_Entries provided_
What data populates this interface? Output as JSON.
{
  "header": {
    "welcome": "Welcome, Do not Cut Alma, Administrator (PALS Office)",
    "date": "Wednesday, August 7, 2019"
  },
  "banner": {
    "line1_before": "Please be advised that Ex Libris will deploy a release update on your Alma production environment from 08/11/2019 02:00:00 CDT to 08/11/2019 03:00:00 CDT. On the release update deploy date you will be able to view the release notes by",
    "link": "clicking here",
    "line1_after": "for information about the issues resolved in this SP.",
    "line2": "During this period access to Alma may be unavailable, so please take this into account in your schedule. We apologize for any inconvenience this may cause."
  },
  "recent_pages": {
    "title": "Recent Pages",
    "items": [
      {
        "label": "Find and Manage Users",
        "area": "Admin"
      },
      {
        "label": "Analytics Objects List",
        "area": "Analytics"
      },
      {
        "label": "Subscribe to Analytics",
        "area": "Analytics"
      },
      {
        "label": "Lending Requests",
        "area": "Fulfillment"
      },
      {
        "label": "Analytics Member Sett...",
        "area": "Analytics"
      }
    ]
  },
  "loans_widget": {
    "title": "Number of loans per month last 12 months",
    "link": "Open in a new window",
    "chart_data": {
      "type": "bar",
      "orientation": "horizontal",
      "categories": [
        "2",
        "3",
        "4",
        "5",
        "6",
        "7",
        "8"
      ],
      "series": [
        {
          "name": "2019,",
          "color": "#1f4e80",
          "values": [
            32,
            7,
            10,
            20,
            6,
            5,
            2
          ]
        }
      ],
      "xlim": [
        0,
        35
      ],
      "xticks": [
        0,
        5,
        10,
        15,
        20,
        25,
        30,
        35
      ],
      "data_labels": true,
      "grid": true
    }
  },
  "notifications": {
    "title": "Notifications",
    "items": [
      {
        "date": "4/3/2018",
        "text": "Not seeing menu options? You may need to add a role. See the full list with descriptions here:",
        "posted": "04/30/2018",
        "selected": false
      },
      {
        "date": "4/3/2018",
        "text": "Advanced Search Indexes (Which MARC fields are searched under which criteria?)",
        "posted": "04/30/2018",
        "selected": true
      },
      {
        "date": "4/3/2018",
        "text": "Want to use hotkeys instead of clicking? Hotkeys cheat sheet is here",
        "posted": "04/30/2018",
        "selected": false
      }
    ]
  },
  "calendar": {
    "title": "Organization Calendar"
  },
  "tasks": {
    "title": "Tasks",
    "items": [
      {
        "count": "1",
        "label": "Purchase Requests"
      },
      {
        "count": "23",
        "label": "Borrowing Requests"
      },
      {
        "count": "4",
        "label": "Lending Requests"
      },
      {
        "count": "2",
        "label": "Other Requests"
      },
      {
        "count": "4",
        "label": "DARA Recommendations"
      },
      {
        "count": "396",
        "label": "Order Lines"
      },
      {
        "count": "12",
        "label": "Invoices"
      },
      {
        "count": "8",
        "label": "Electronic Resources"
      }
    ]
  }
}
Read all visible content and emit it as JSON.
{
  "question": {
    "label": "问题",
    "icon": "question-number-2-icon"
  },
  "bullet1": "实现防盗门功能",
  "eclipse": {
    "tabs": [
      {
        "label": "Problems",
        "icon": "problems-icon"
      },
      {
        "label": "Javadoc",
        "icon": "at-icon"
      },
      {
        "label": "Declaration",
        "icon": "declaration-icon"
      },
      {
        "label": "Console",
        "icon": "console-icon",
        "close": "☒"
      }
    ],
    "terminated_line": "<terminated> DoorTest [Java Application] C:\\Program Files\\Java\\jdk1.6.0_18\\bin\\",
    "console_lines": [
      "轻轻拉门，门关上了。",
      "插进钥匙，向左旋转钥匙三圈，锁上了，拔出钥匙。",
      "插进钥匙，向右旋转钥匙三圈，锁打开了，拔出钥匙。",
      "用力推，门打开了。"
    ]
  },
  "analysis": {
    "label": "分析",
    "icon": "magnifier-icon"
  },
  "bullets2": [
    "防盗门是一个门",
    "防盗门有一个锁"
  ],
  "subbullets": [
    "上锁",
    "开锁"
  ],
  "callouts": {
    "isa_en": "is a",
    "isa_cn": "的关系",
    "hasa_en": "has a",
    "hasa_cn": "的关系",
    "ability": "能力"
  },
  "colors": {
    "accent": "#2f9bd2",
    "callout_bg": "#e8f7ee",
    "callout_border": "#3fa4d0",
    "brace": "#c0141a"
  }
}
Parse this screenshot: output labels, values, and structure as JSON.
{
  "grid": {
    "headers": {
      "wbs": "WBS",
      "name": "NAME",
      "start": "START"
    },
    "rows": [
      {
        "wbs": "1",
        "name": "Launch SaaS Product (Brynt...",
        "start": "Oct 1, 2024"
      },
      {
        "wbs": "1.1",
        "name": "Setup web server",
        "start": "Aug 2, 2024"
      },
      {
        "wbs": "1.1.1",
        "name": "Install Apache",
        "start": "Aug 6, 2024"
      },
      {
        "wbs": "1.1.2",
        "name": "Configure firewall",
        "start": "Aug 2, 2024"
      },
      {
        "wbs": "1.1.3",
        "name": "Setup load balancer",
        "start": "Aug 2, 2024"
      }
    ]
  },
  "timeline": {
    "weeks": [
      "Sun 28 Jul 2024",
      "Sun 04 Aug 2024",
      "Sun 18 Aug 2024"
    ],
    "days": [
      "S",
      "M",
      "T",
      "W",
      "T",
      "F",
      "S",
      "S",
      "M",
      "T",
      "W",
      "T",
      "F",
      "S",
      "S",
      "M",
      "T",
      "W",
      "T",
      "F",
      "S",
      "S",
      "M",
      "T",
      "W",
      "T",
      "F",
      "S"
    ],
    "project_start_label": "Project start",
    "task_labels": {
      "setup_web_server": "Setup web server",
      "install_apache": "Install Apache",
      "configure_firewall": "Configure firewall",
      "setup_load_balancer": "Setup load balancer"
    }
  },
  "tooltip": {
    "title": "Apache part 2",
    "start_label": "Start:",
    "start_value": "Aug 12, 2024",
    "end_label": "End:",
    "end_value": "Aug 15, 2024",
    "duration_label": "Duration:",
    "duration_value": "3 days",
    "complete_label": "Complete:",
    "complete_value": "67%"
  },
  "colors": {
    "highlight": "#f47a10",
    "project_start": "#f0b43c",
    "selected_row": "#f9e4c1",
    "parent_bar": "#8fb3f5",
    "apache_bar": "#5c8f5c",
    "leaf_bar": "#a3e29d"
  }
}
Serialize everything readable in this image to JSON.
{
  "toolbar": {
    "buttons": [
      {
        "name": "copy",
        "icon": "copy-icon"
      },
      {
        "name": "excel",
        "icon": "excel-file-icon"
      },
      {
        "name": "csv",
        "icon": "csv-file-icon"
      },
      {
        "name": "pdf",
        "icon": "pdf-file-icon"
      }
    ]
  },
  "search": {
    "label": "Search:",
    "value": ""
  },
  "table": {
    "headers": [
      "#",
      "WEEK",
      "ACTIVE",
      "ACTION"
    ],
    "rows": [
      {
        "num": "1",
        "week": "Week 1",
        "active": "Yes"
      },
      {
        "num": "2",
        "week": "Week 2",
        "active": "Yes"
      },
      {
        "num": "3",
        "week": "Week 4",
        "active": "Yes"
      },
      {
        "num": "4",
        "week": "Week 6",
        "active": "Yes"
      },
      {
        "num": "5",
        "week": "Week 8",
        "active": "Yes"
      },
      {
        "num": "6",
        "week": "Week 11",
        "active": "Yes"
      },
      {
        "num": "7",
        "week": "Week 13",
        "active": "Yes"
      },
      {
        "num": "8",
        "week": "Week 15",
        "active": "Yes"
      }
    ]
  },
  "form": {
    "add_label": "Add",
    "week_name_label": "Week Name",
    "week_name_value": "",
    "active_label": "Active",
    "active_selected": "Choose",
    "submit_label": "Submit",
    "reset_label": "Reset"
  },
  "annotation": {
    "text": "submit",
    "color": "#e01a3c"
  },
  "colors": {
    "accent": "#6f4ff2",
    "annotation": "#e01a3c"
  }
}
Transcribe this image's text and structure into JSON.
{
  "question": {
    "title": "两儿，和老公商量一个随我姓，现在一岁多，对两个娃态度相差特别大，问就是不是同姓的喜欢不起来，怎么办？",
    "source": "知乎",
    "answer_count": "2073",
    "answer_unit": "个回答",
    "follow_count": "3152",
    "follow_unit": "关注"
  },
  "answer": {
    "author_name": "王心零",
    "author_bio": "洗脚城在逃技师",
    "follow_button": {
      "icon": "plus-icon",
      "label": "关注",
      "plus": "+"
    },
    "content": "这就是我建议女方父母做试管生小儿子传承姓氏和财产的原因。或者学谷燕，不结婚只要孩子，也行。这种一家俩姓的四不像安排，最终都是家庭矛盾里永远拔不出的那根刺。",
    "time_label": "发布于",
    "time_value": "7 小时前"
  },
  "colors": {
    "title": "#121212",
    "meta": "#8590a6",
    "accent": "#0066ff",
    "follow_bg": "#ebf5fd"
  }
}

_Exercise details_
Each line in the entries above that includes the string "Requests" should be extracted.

_Solution to this problem_
        "label": "Lending Requests",
        "label": "Purchase Requests"
        "label": "Borrowing Requests"
        "label": "Lending Requests"
        "label": "Other Requests"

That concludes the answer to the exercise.